Jake Hunter Detective Story: Ghost of the Duskis pleasingly procedural ⊟
I've spent the last couple of weeks slowly winding my way through the labyrinthine plot of Jake Hunter Detective Story: Ghost of the Dusk.I've been taking my time with it,picking it up in fits and starts – not because it's failed to hold my interest,but simply because I've been busy with other things.
Besides,I find that a mystery adventure game,like a mystery novel,is best enjoyed when the mood strikes,and when I have a decent amount of time to sit down with it and make progress.Like,say,a round-trip flight.

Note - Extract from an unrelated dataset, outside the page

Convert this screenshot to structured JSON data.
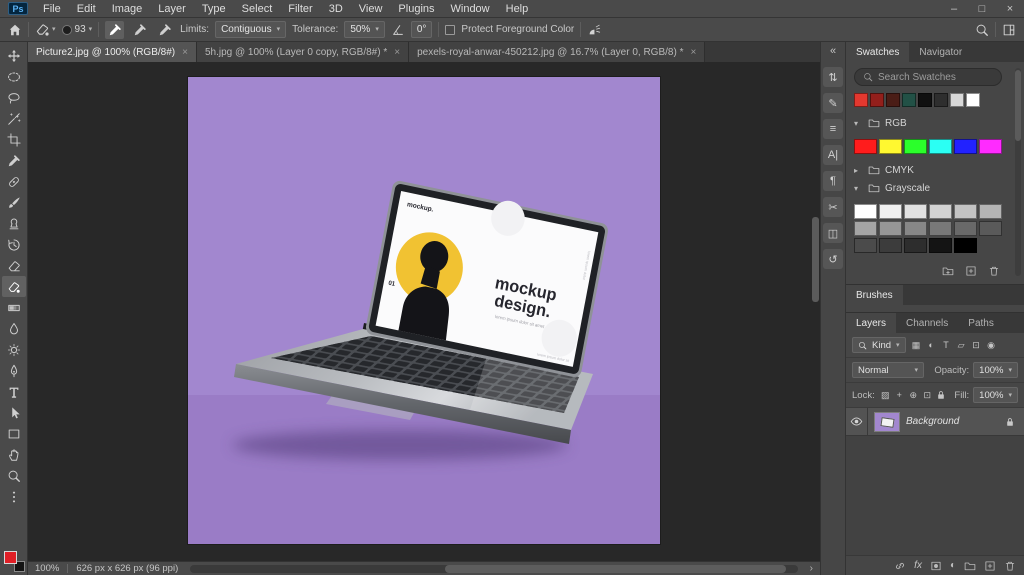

The main mystery of鬼的黄昏seems straightforward at first,but expands in ways I probably shouldn't tell you about.Here's the synopsis from Nintendo.com:
A shaky lead about a stiff in a haunted house puts Jake Hunter on a perilous path of clues and dark secrets.When the owner of the home comes clean that the place is cursed and the body count starts rising,Jake realizes he's facing a threat unlike any other.
Solving the mystery means a lot of talking – to Jake Hunter's police detective pal Kingsley,his linguist assistant Yulia,witnesses,and suspects.It also means pixel-hunt investigations in crime scenes.It means going back and forth from location to location to apply new clues to old scenes.
What it doesn't mean is brilliant flashes of insight.Jake Hunter is pointedly Not a Genius – deducing why a man with an exam table in his living room is called"Doc"by the local homeless is a multi-stage process for Jake.Instead of solving impossible puzzles and making leaps of logic,Jake solves cases by carefully investigating and talking to everyone – a lot more like a real police detective than a fictional one,I'd guess.Each clue builds additional understanding of the circumstances,which then leads to another angle of investigation.The case itself is unusually high-profile,but Jake still solves it with solid,down-to-earth detective work.So,in fact,does Yulia,who proves to be just as meticulous an investigator,and universally acknowledged and respected for her skill.
I enjoy the contrast from,say,Phoenix Wright,who doesn't even realize he's solving a case until he randomly presents evidence.
Jake Hunter is more grounded than that,his world a little more like ours – even if,likeAce Attorney,it's unclear whether he lives in America,Japan or some combination of the two.It's less jokey,less flashy,but still removed enough from reality that I don't feel like a creep for being entertained by a murder case.
And Jake Hunter's playstyle of methodically speaking to everyone,searching every location,and thinking through every question of an interrogation – really,thinking about what you're going to ask is a mechanic in this game – is really comforting.
I'm still not used to Jake's hair,虽然。And I'm not sure why there's cherub bum on the bottom screen pretty much at all times.